Friday 21. November 2014

The Westfjord region a popular destination with foreign field schools

[mynd 1 h]Amongst other tasks, the University Centre offers assistance to foreign universities in organizing field school stays in the Westfjords. Most groups are from universities in the USA or Canada and some of these have become regulars with the Centre.

The month of June was busy as we welcomed two field schools. Our first guests were a group of 29 students from the School for International Traning (SIT)/World Learning, in Vermont, USA. Being the eighth group to visit the Centre, SIT students have become regular guests. They are enrolled in a 7-week long programme, Renewable Energy, Technology, and Resource Economics which is taught entirely in Iceland. Three weeks were spent in the Westfjords where students had the opportunity to deepen their knowledge of our culture and language by staying with local families for two weeks. Like last summer Astrid Fehling acted as Programme Director for the ST group. Fehling is a University Centre alumni and a part-time teacher at the Centre.


[mynd 2 h]Students from the Dept. of Nordic Studies of the Christian-Albrechts University in Kiel, Germany were the second group to arrive. Out of a single week spent in Iceland, the group enjoyed a four-day long tour of the Westfjords region. Included was a trip to the birdcliffs of Látrabjarg, Europe‘s westernmost point, hiking up to Drangajökull glacier and visiting the enchanting Museum of Icelandic Sorcery & Witchcraft in Hólmavík.   

In August we enjoyed yet another visit by Dr. Phillip Thurtle who was in charge of a group of students from the College of Arts and Sciences at the University of Washington. This was the third group brought here by Dr. Thurtle with students enrolled in the CHID Iceland programme Regeneration: Matter, Myth, and Memory in Iceland. This is a cross-disciplinary study program with an emphasis on the relationship between humans and nature and Icelanders‘ ability to adapt. Lectures included some language instruction and visits to museums and excursions were offered during this ten-day stay in the Westfjords.


[mynd 3 h]The last field school to visit this year was a group from Franklin University Switzerland, an American liberal arts institution. In this case study based course, Understanding Env Issues: Iceland, students explore the interdisciplinary nature of today’s environmental issues at the local, regional, and global levels. The students were e.g. introduced to the activities of the Westfjord Power Company and taken on excursions related to their field as well as getting acquainted with the local culture. One highlight during their four-day long visit was the performance of a pagan ritual ('Ásatrú') that took place outside, beneath the spectacular Northern Lights. The group‘s AD was Prof. Brack Hale, who has previously participated in courses in Icelandic language here at the Centre.
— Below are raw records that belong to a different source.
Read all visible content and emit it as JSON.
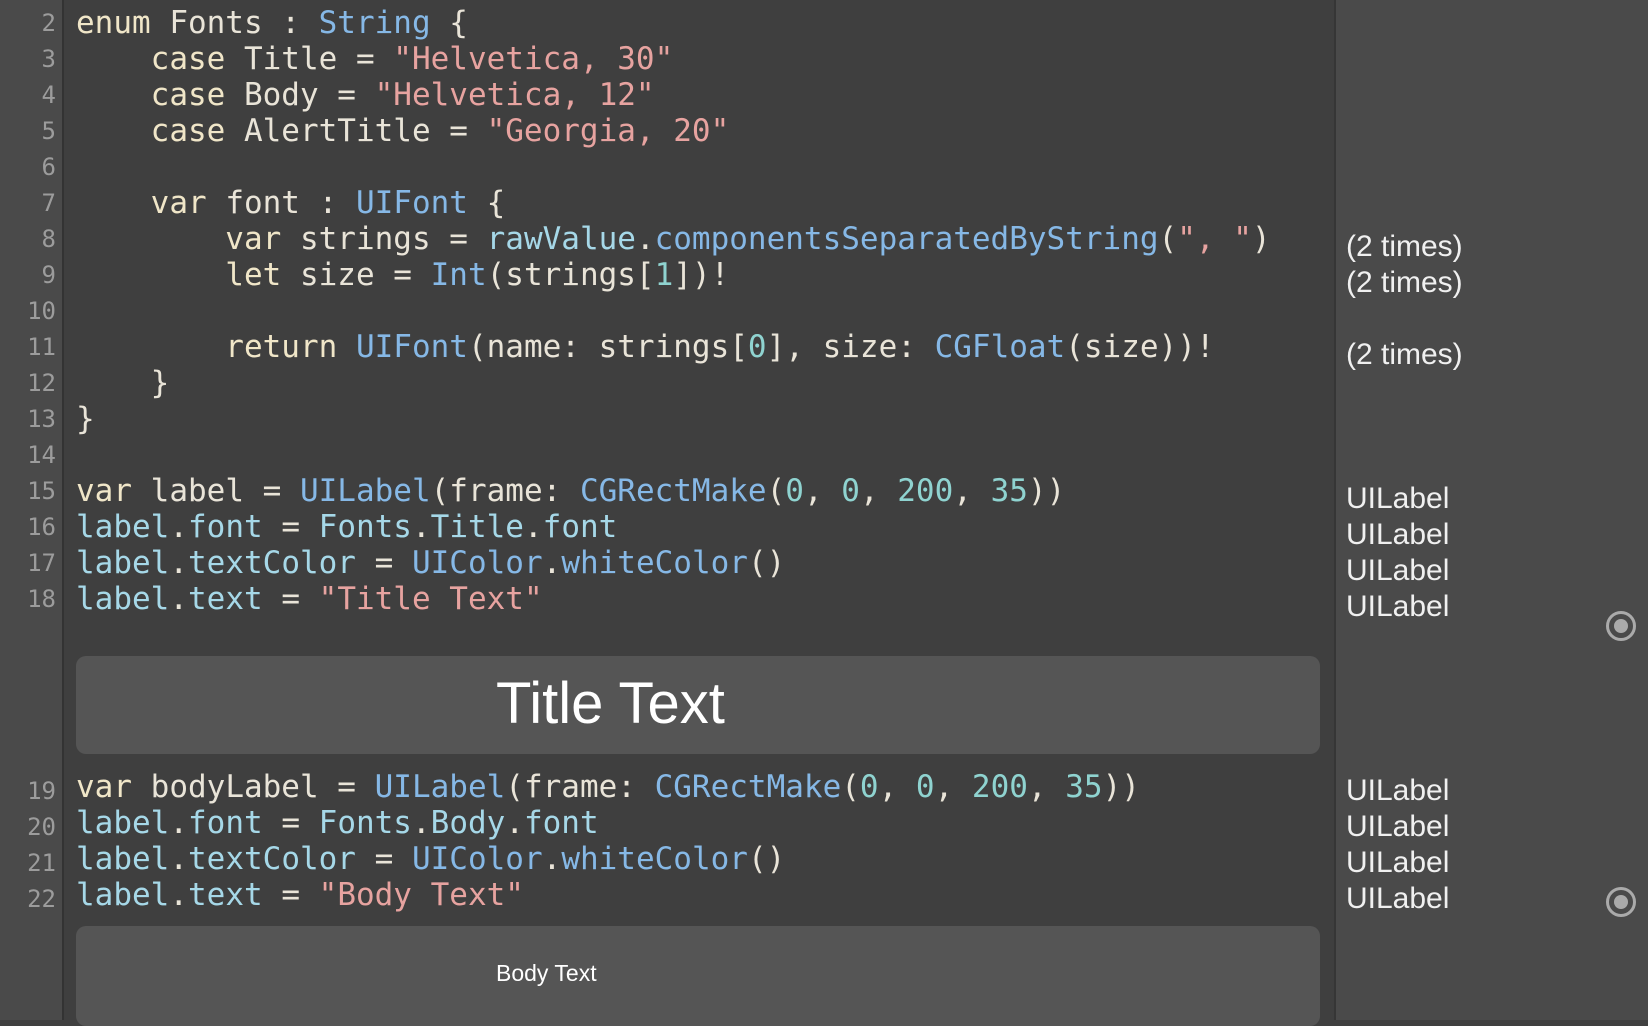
{
  "gutter": {
    "line_numbers": [
      "2",
      "3",
      "4",
      "5",
      "6",
      "7",
      "8",
      "9",
      "10",
      "11",
      "12",
      "13",
      "14",
      "15",
      "16",
      "17",
      "18",
      "19",
      "20",
      "21",
      "22"
    ]
  },
  "code": {
    "l2": [
      "enum",
      " Fonts ",
      ": ",
      "String",
      " {"
    ],
    "l3": [
      "    case",
      " Title = ",
      "\"Helvetica, 30\""
    ],
    "l4": [
      "    case",
      " Body = ",
      "\"Helvetica, 12\""
    ],
    "l5": [
      "    case",
      " AlertTitle = ",
      "\"Georgia, 20\""
    ],
    "l7": [
      "    var",
      " font : ",
      "UIFont",
      " {"
    ],
    "l8": [
      "        var",
      " strings = ",
      "rawValue",
      ".",
      "componentsSeparatedByString",
      "(",
      "\", \"",
      ")"
    ],
    "l9": [
      "        let",
      " size = ",
      "Int",
      "(strings[",
      "1",
      "])!"
    ],
    "l11": [
      "        return ",
      "UIFont",
      "(name: strings[",
      "0",
      "], size: ",
      "CGFloat",
      "(size))!"
    ],
    "l12": [
      "    }"
    ],
    "l13": [
      "}"
    ],
    "l15": [
      "var",
      " label = ",
      "UILabel",
      "(frame: ",
      "CGRectMake",
      "(",
      "0",
      ", ",
      "0",
      ", ",
      "200",
      ", ",
      "35",
      "))"
    ],
    "l16": [
      "label",
      ".",
      "font",
      " = ",
      "Fonts",
      ".",
      "Title",
      ".",
      "font"
    ],
    "l17": [
      "label",
      ".",
      "textColor",
      " = ",
      "UIColor",
      ".",
      "whiteColor",
      "()"
    ],
    "l18": [
      "label",
      ".",
      "text",
      " = ",
      "\"Title Text\""
    ],
    "l19": [
      "var",
      " bodyLabel = ",
      "UILabel",
      "(frame: ",
      "CGRectMake",
      "(",
      "0",
      ", ",
      "0",
      ", ",
      "200",
      ", ",
      "35",
      "))"
    ],
    "l20": [
      "label",
      ".",
      "font",
      " = ",
      "Fonts",
      ".",
      "Body",
      ".",
      "font"
    ],
    "l21": [
      "label",
      ".",
      "textColor",
      " = ",
      "UIColor",
      ".",
      "whiteColor",
      "()"
    ],
    "l22": [
      "label",
      ".",
      "text",
      " = ",
      "\"Body Text\""
    ]
  },
  "results": {
    "r8": "(2 times)",
    "r9": "(2 times)",
    "r11": "(2 times)",
    "r15": "UILabel",
    "r16": "UILabel",
    "r17": "UILabel",
    "r18": "UILabel",
    "r19": "UILabel",
    "r20": "UILabel",
    "r21": "UILabel",
    "r22": "UILabel"
  },
  "previews": {
    "title_text": "Title Text",
    "body_text": "Body Text"
  },
  "icons": {
    "quick_look": "quick-look-icon"
  },
  "colors": {
    "keyword": "#f0e6c8",
    "type": "#86b8e6",
    "string": "#e7a3a0",
    "number": "#8fd3d0",
    "background": "#3f3f3f",
    "gutter": "#4a4a4a"
  }
}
Next year we are looking forward to welcoming at least two groups. Our “old friends“, the Icelandic Field School of the Icelandic Dept. of the University of Manitoba, Canada will be returning in July, lead by Dr. Birna Bjarnadóttir and Peter John Buchan.  These students study medieval and contemporary culture in Iceland, and get the opportunity to meet  scholars, Icelandic writers, poets, and visual artists while in Iceland. Another SIT student group will also visit and so the University Centre will advertise for families willing to host these students. Other groups may of course also annouce their arrival.

For information on travel study and summer schools please visit our webpage. If you are interested in bringing a field school group to the Westfjords, contact Pernilla Rein, Project Manager pernilla(at) to discuss ideas.